• **TASK DIRECTIONS**
Restate each record below word for word, skipping images.

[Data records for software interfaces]
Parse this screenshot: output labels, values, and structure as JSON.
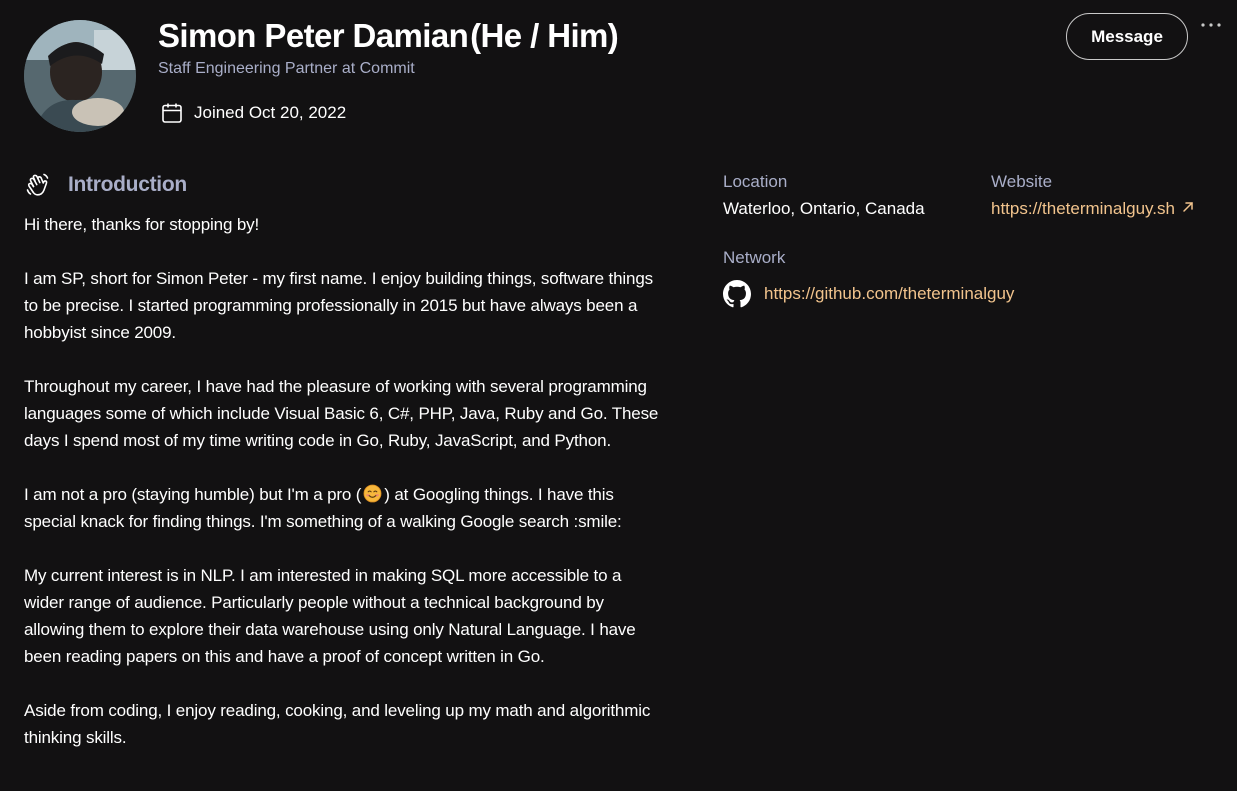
{
  "profile": {
    "name": "Simon Peter Damian",
    "pronouns": "(He / Him)",
    "headline": "Staff Engineering Partner at Commit",
    "joined": "Joined Oct 20, 2022"
  },
  "actions": {
    "message_label": "Message",
    "more_label": "⋯"
  },
  "intro": {
    "title": "Introduction",
    "paragraphs": [
      "Hi there, thanks for stopping by!",
      "I am SP, short for Simon Peter - my first name.  I enjoy building things, software things to be precise. I started programming professionally in 2015 but have always been a hobbyist since 2009.",
      "Throughout my career, I have had the pleasure of working with several programming languages some of which include Visual Basic 6, C#, PHP, Java, Ruby and Go. These days I spend most of my time writing code in Go, Ruby, JavaScript, and Python.",
      {
        "before": "I am not a pro (staying humble) but I'm a pro (",
        "after": ") at Googling things. I have this special knack for finding things. I'm something of a walking Google search :smile:"
      },
      "My current interest is in NLP. I am interested in making SQL more accessible to a wider range of audience. Particularly people without a technical background by allowing them to explore their data warehouse using only Natural Language. I have been reading papers on this and have a proof of concept written in Go.",
      "Aside from coding, I enjoy reading, cooking, and leveling up my math and algorithmic thinking skills."
    ]
  },
  "sidebar": {
    "location_label": "Location",
    "location_value": "Waterloo, Ontario, Canada",
    "website_label": "Website",
    "website_url": "https://theterminalguy.sh",
    "network_label": "Network",
    "network_url": "https://github.com/theterminalguy"
  },
  "colors": {
    "background": "#121112",
    "muted_text": "#a9aec8",
    "link": "#f2c48d",
    "text": "#ffffff"
  },
  "icons": {
    "avatar": "profile-photo",
    "joined": "calendar-icon",
    "intro": "waving-hand-icon",
    "emoji": "smiling-face-emoji",
    "website": "external-link-arrow-icon",
    "network": "github-icon",
    "more": "more-options-icon"
  }
}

• **OUTPUT FOR THIS EXERCISE**
Parse this screenshot: output labels, values, and structure as JSON.
{
  "profile": {
    "name": "Simon Peter Damian",
    "pronouns": "(He / Him)",
    "headline": "Staff Engineering Partner at Commit",
    "joined": "Joined Oct 20, 2022"
  },
  "actions": {
    "message_label": "Message",
    "more_label": "⋯"
  },
  "intro": {
    "title": "Introduction",
    "paragraphs": [
      "Hi there, thanks for stopping by!",
      "I am SP, short for Simon Peter - my first name.  I enjoy building things, software things to be precise. I started programming professionally in 2015 but have always been a hobbyist since 2009.",
      "Throughout my career, I have had the pleasure of working with several programming languages some of which include Visual Basic 6, C#, PHP, Java, Ruby and Go. These days I spend most of my time writing code in Go, Ruby, JavaScript, and Python.",
      {
        "before": "I am not a pro (staying humble) but I'm a pro (",
        "after": ") at Googling things. I have this special knack for finding things. I'm something of a walking Google search :smile:"
      },
      "My current interest is in NLP. I am interested in making SQL more accessible to a wider range of audience. Particularly people without a technical background by allowing them to explore their data warehouse using only Natural Language. I have been reading papers on this and have a proof of concept written in Go.",
      "Aside from coding, I enjoy reading, cooking, and leveling up my math and algorithmic thinking skills."
    ]
  },
  "sidebar": {
    "location_label": "Location",
    "location_value": "Waterloo, Ontario, Canada",
    "website_label": "Website",
    "website_url": "https://theterminalguy.sh",
    "network_label": "Network",
    "network_url": "https://github.com/theterminalguy"
  },
  "colors": {
    "background": "#121112",
    "muted_text": "#a9aec8",
    "link": "#f2c48d",
    "text": "#ffffff"
  },
  "icons": {
    "avatar": "profile-photo",
    "joined": "calendar-icon",
    "intro": "waving-hand-icon",
    "emoji": "smiling-face-emoji",
    "website": "external-link-arrow-icon",
    "network": "github-icon",
    "more": "more-options-icon"
  }
}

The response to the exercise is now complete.